Can Migrants Boost European Growth, Ease Labor Constraints?
As the largest displacement of asylum seekers since World War II continues to pour into Europe from Syria, Iraq and Afghanistan, a silver-lining may be emerging from the emotionally-charged storm cloud that currently hangs over Europe's migrant crisis – the inflow of migrants and refugees will actually benefit European economic growth and ease the region's constrained labor market for years.
A recently released report from the Credit Suisse European Economics Research team concludes that the inflow of refugees and migrants from Syria and Iraq will generate public expenditures which could add "0.2 to 0.3 percent to GDP growth next year," and boost the labor input to potential output growth by an additional 0.2 to 1.3 percent on average from 2015-2023.
"On balance, we believe net migration should be viewed as an additional tailwind to euro area GDP growth," the report concludes. "Economic growth should continue to benefit in coming years as young migrants start to become integrated into the labour market."
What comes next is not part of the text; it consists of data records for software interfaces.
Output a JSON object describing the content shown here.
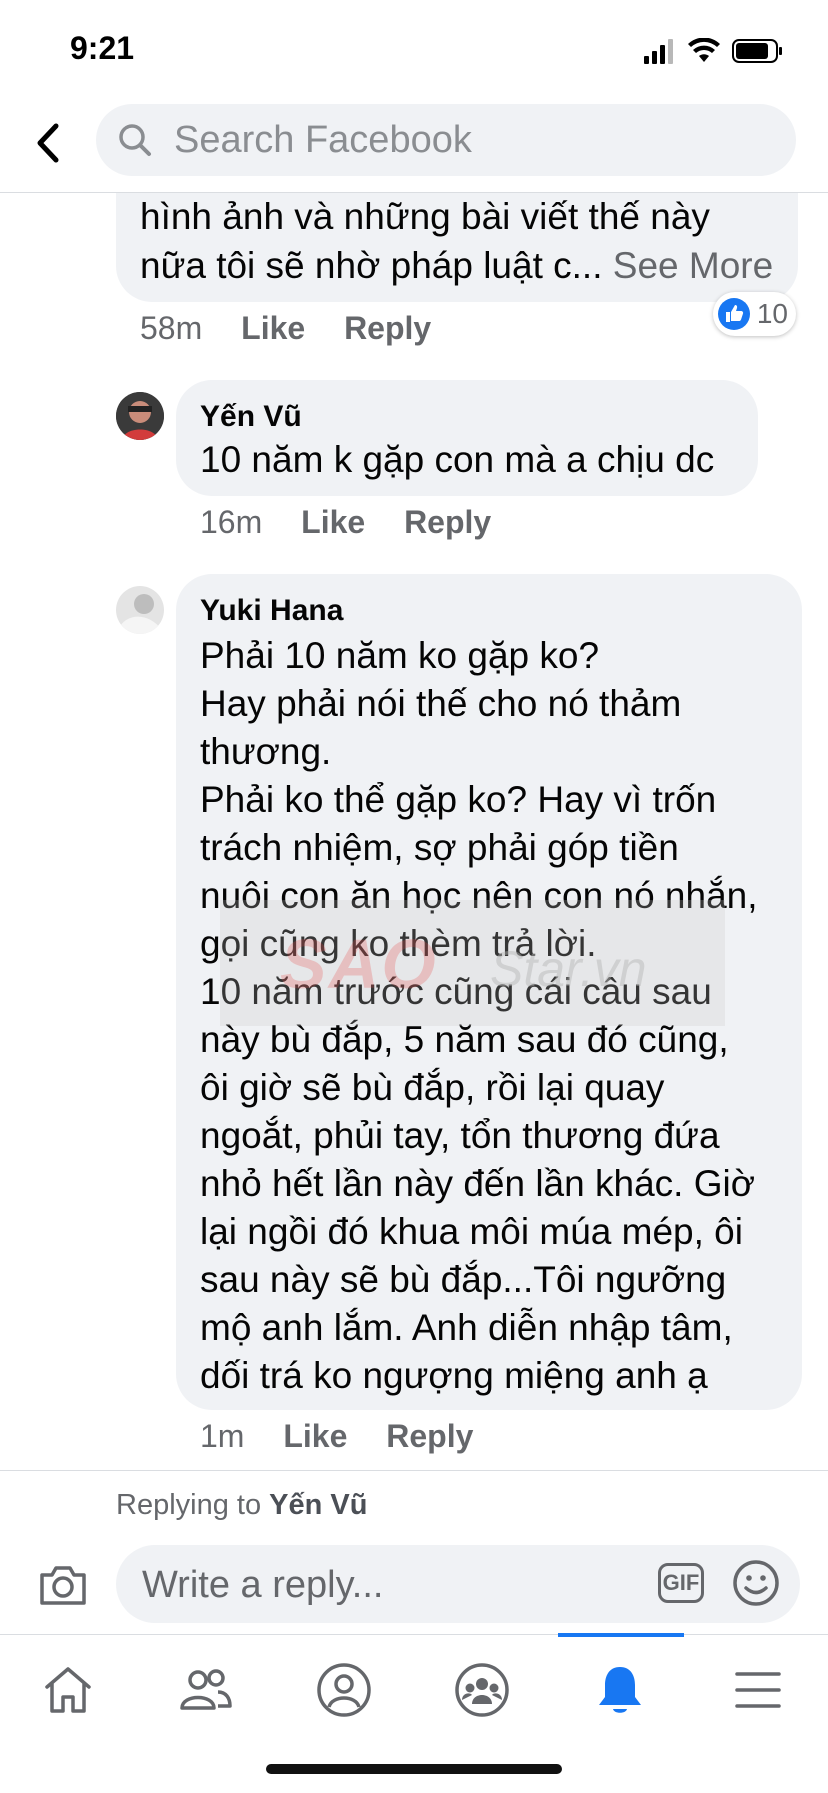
{
  "status_bar": {
    "time": "9:21"
  },
  "header": {
    "search_placeholder": "Search Facebook"
  },
  "comments": [
    {
      "text": "hình ảnh và những bài viết thế này\nnữa tôi sẽ nhờ pháp luật c...",
      "see_more": "See More",
      "time": "58m",
      "like": "Like",
      "reply": "Reply",
      "reaction_count": "10"
    },
    {
      "name": "Yến Vũ",
      "text": "10 năm k gặp con mà a chịu dc",
      "time": "16m",
      "like": "Like",
      "reply": "Reply"
    },
    {
      "name": "Yuki Hana",
      "text": "Phải 10 năm ko gặp ko?\nHay phải nói thế cho nó thảm\nthương.\nPhải ko thể gặp ko? Hay vì trốn\ntrách nhiệm, sợ phải góp tiền\nnuôi con ăn học nên con nó nhắn,\ngọi cũng ko thèm trả lời.\n10 năm trước cũng cái câu sau\nnày bù đắp, 5 năm sau đó cũng,\nôi giờ sẽ bù đắp, rồi lại quay\nngoắt, phủi tay, tổn thương đứa\nnhỏ hết lần này đến lần khác. Giờ\nlại ngồi đó khua môi múa mép, ôi\nsau này sẽ bù đắp...Tôi ngưỡng\nmộ anh lắm. Anh diễn nhập tâm,\ndối trá ko ngượng miệng anh ạ",
      "time": "1m",
      "like": "Like",
      "reply": "Reply"
    }
  ],
  "watermark": {
    "brand": "SAO",
    "sub": "Star.vn"
  },
  "reply_bar": {
    "replying_prefix": "Replying to",
    "replying_name": "Yến Vũ",
    "input_placeholder": "Write a reply...",
    "gif_label": "GIF"
  },
  "bottom_nav": [
    "home-icon",
    "friends-icon",
    "profile-icon",
    "groups-icon",
    "notifications-icon",
    "menu-icon"
  ],
  "colors": {
    "accent": "#1877f2",
    "bubble": "#f0f2f5",
    "meta": "#65676b"
  }
}
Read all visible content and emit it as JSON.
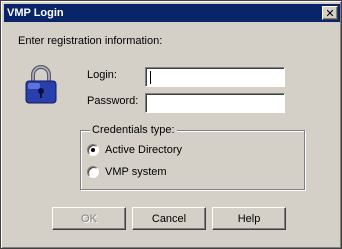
{
  "window": {
    "title": "VMP Login"
  },
  "instruction": "Enter registration information:",
  "form": {
    "login_label": "Login:",
    "login_value": "",
    "password_label": "Password:",
    "password_value": ""
  },
  "credentials": {
    "legend": "Credentials type:",
    "options": [
      {
        "label": "Active Directory",
        "selected": true
      },
      {
        "label": "VMP system",
        "selected": false
      }
    ]
  },
  "buttons": {
    "ok": "OK",
    "cancel": "Cancel",
    "help": "Help"
  },
  "icons": {
    "close": "close-icon",
    "lock": "padlock-icon"
  },
  "colors": {
    "titlebar": "#0a246a",
    "lock_blue": "#2a3fae"
  }
}
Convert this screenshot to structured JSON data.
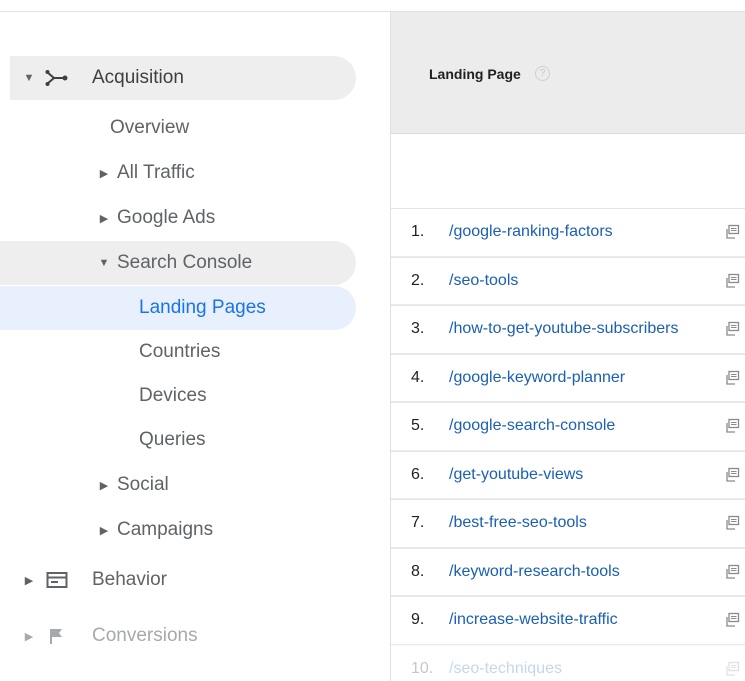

The report, entitled "With Arms Wide Open?" in a nod to German Chancellor Angela Merkel's recent call for an open arms approach to the crisis, predicts net migration will boost Europe's population by 5 million to 340 million over the next five years. This influx should add to short term economic growth. In the longer term, the report says the fact that migrants are mainly young increases the working age population and will address "worrying demographics and pension dynamics" in the euro area.
"Large numbers of migrants put pressure on countries which are concerned that coveted social welfare systems will become overburdened, and where unemployment has risen sharply and anti-immigration parties are on the rise," the report notes. "But viewing a large number of net migrants as an economic cost would be a mistake, in our view. We believe the effect of a large number of migrants on euro area public finances, pensions, demographics and potential growth should be positive," the report concludes.
The larger benefit, the report claims, will come from the long-run impact on Europe's labor market, which is coping with an aging population, primarily in Germany and Italy, and increasing number of retirees who live on public benefits. This growing pool of dependent retirees is drawing from a smaller working age population.
"When it comes to potential GDP, European demographics are partly to blame for the subdued outlook," the report states. "The European Commission (EC) estimates growth will average 1.1 percent over 2015-2023, and this is partly due to the very subdued labor input contribution which the Commission estimates stands at a mere .2 percentage points."
Migrants Should Help Ease the Constrained Labor Market
The Credit Suisse report notes that the influx of migrants and asylum seekers to Europe is typically young and male. Of those that have entered Germany this year, just over half are aged between 18 and 34 and just over three-quarters are old enough to work.
"Adding young migrant labor to the aging workforce in Europe pushes its long-term growth potential," the report notes. The analysis projects that the labor's contribution to potential output growth for the euro area will double from 0.2 percent to 0.4 percent annually on average from 2015 to 2023, raising potential output from 1.1 percent to 1.3 percent annual growth."
"All money spent on migrants' basic necessities is likely to fully find its way back into the economy," the report states. Over time, the influx of migrants will increase the working age population, "contributing more in taxes and social benefits than they will receive".
Over the past few months, the migratory outflow into Europe has increased mainly as a result of Syria's ongoing civil war. The most recent data suggest that the number of registered Syrian refugees has increased from 3.8 million at the end of 2014 to 4.1 million today. The number of asylum applications to Europe has increased significantly over the last few months, with Germany, Hungary and Austria seeing the largest increases in asylum applications. Germany expects 800,000 migrants this year alone.
The United Nations refugee agency reports the largest group of migrants entering Europe through Turkey and Greece are Syrians, followed by Iraqis and Afghans. Germany, Hungary and Austria are leading when it comes to the increase in asylum applications, and the differences across EU countries are stark. While Germany received just under half of the total new asylum applications between January and July of this year, just over 1 percent applied in Spain.